Deputy Prime Minister Ali Babacan has again expressed his concern over the rule of law in Turkey, suggesting that the country could end up craving the current status of its democracy and economy in the near future if the judicial situation further deteriorates.
“Democracy can only survive with a solid legal system in place. A healthy democracy cannot be sustained in a state where you think ‘this country is democratic, but there are some problems with the rule of law.’ If the rules are not clear and transparent, if they are not enforced on those who break the law, if the judiciary is not properly functioning, democracy will likely fail,” Babacan said on May 13, referring to Turkey.
Speaking at the “Bab-ı Ali [Sublime Porte] Meetings” organized by a Turkish think tank bearing the same name, Babacan stressed that a dysfunctional legal system also hurts a country’s business environment. He said rulings reached after prolonged court processes, which are often later reversed by higher courts, damage legal certainty.
“We want a system based on universal law. We want our constitution to be simple, clear and easily comprehensible. Moreover, we say that our legal system has to operate in an objective and independent manner” the deputy prime minister said.
Babacan is widely seen as Turkey’s economy tsar, but he will not be running for parliament in next month’s general election due to the ruling Justice and Development Party’s (AKP) three-term rule, which restricts the mandate of AKP MPs to three consecutive terms in parliament.
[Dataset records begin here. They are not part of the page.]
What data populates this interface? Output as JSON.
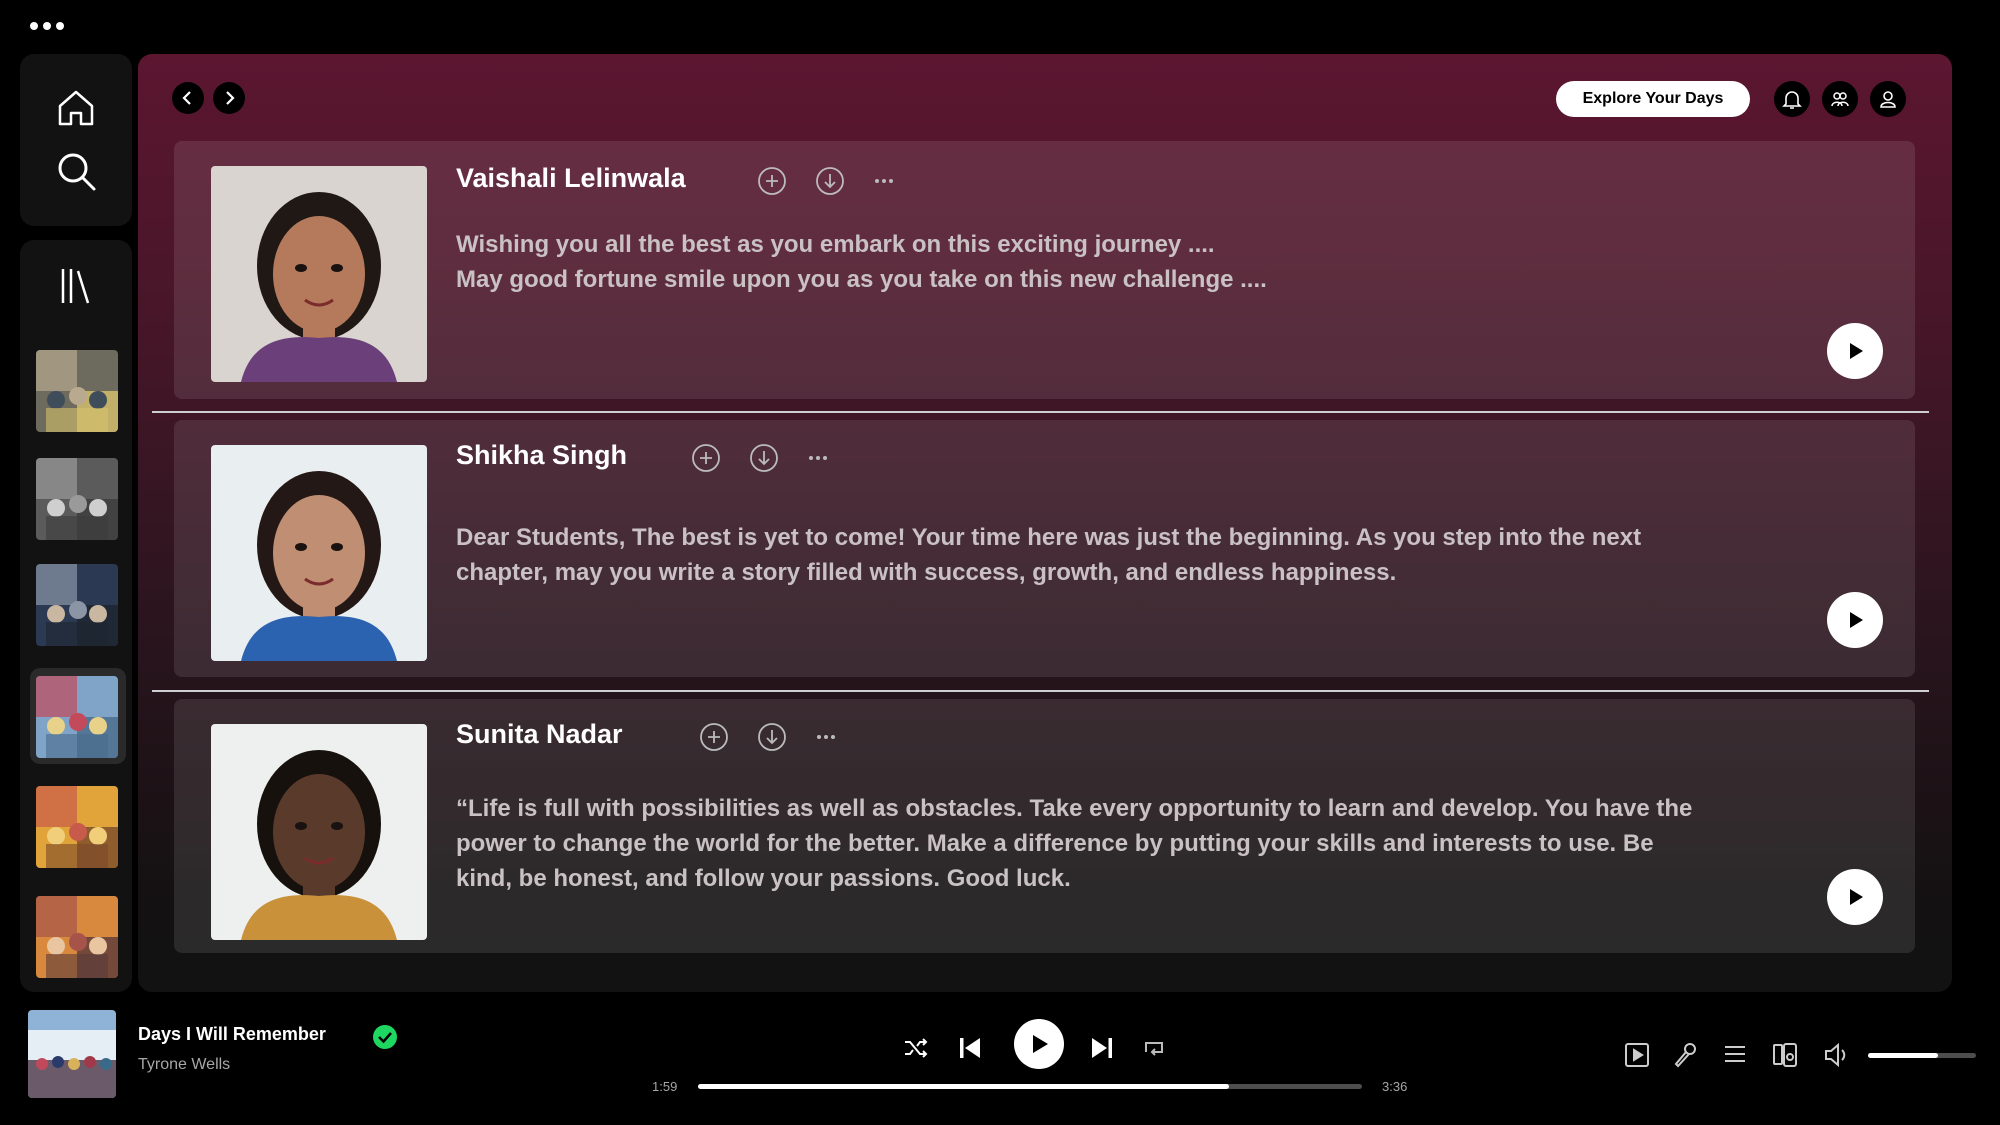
{
  "window": {
    "menu_icon": "more-dots-icon"
  },
  "sidebar": {
    "nav": [
      {
        "name": "home",
        "icon": "home-icon"
      },
      {
        "name": "search",
        "icon": "search-icon"
      }
    ],
    "library_icon": "library-icon",
    "playlists": [
      {
        "name": "playlist-1",
        "palette": [
          "#6d6a5e",
          "#b8a98f",
          "#3f4d5a",
          "#d6c26b"
        ]
      },
      {
        "name": "playlist-2",
        "palette": [
          "#5b5b5b",
          "#9a9a9a",
          "#cfcfcf",
          "#3c3c3c"
        ]
      },
      {
        "name": "playlist-3",
        "palette": [
          "#2b3a52",
          "#8c95a6",
          "#c9b7a2",
          "#1e2430"
        ]
      },
      {
        "name": "playlist-4",
        "palette": [
          "#7fa4c8",
          "#c24a5a",
          "#e8d28a",
          "#4a6c8c"
        ],
        "active": true
      },
      {
        "name": "playlist-5",
        "palette": [
          "#e0a43a",
          "#c75a4a",
          "#f1cf7a",
          "#7a4a2a"
        ]
      },
      {
        "name": "playlist-6",
        "palette": [
          "#d9893e",
          "#a6544a",
          "#e9c6a0",
          "#5a3a3a"
        ]
      }
    ]
  },
  "header": {
    "explore_label": "Explore Your Days",
    "icons": [
      "bell-icon",
      "friends-icon",
      "profile-icon"
    ]
  },
  "cards": [
    {
      "name": "Vaishali Lelinwala",
      "lines": [
        "Wishing you all the best as you embark on this exciting journey ....",
        "May good fortune smile upon you as you take on this new challenge ...."
      ],
      "photo_bg": "#d9d4cf",
      "skin": "#b57a5c",
      "hair": "#1f1814",
      "cloth": "#6a3f7a"
    },
    {
      "name": "Shikha Singh",
      "lines": [
        "Dear Students, The best is yet to come! Your time here was just the beginning. As you step into the next",
        "chapter, may you write a story filled with success, growth, and endless happiness."
      ],
      "photo_bg": "#e9eef0",
      "skin": "#c08e72",
      "hair": "#231815",
      "cloth": "#2c63b0"
    },
    {
      "name": "Sunita Nadar",
      "lines": [
        "“Life is full with possibilities as well as obstacles. Take every opportunity to learn and develop. You have the",
        "power to change the world for the better. Make a difference by putting your skills and interests to use. Be",
        "kind, be honest, and follow your passions. Good luck."
      ],
      "photo_bg": "#eef0f0",
      "skin": "#5a3a2b",
      "hair": "#17110e",
      "cloth": "#c9923a"
    }
  ],
  "card_icons": [
    "add-icon",
    "download-icon",
    "more-icon",
    "play-icon"
  ],
  "player": {
    "title": "Days I Will Remember",
    "artist": "Tyrone Wells",
    "saved_icon": "check-circle-icon",
    "elapsed": "1:59",
    "duration": "3:36",
    "progress": 0.8,
    "volume": 0.65,
    "controls": [
      "shuffle-icon",
      "previous-icon",
      "play-icon",
      "next-icon",
      "repeat-icon"
    ],
    "right_icons": [
      "now-playing-view-icon",
      "lyrics-icon",
      "queue-icon",
      "connect-device-icon",
      "volume-icon"
    ]
  }
}
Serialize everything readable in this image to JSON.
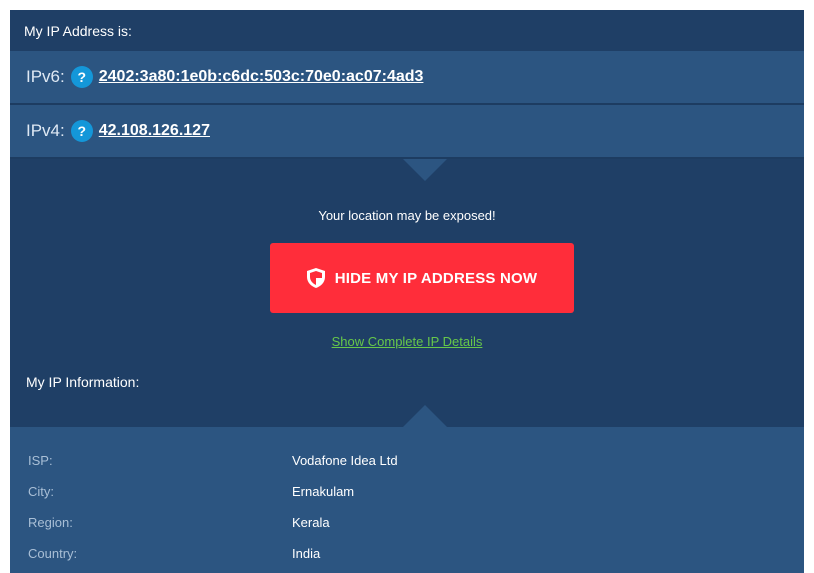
{
  "header": {
    "title": "My IP Address is:"
  },
  "ipv6": {
    "label": "IPv6:",
    "help": "?",
    "address": "2402:3a80:1e0b:c6dc:503c:70e0:ac07:4ad3"
  },
  "ipv4": {
    "label": "IPv4:",
    "help": "?",
    "address": "42.108.126.127"
  },
  "notice": "Your location may be exposed!",
  "hide_button": {
    "label": "HIDE MY IP ADDRESS NOW",
    "icon": "shield-icon"
  },
  "details_link": "Show Complete IP Details",
  "info": {
    "title": "My IP Information:",
    "rows": [
      {
        "key": "ISP:",
        "value": "Vodafone Idea Ltd"
      },
      {
        "key": "City:",
        "value": "Ernakulam"
      },
      {
        "key": "Region:",
        "value": "Kerala"
      },
      {
        "key": "Country:",
        "value": "India"
      }
    ]
  },
  "colors": {
    "panel_bg": "#1f3f66",
    "row_bg": "#2c5581",
    "help_icon": "#1497d9",
    "button": "#ff2d3a",
    "link_green": "#67c84a"
  }
}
Babacan’s position within the AKP has come under increasing scrutiny this year, amid President Tayyip Erdoğan’s continuous criticism of Turkish Central Bank Governor Erdem Başçı, who Babacan recommended for the position and whose decisions he has defended.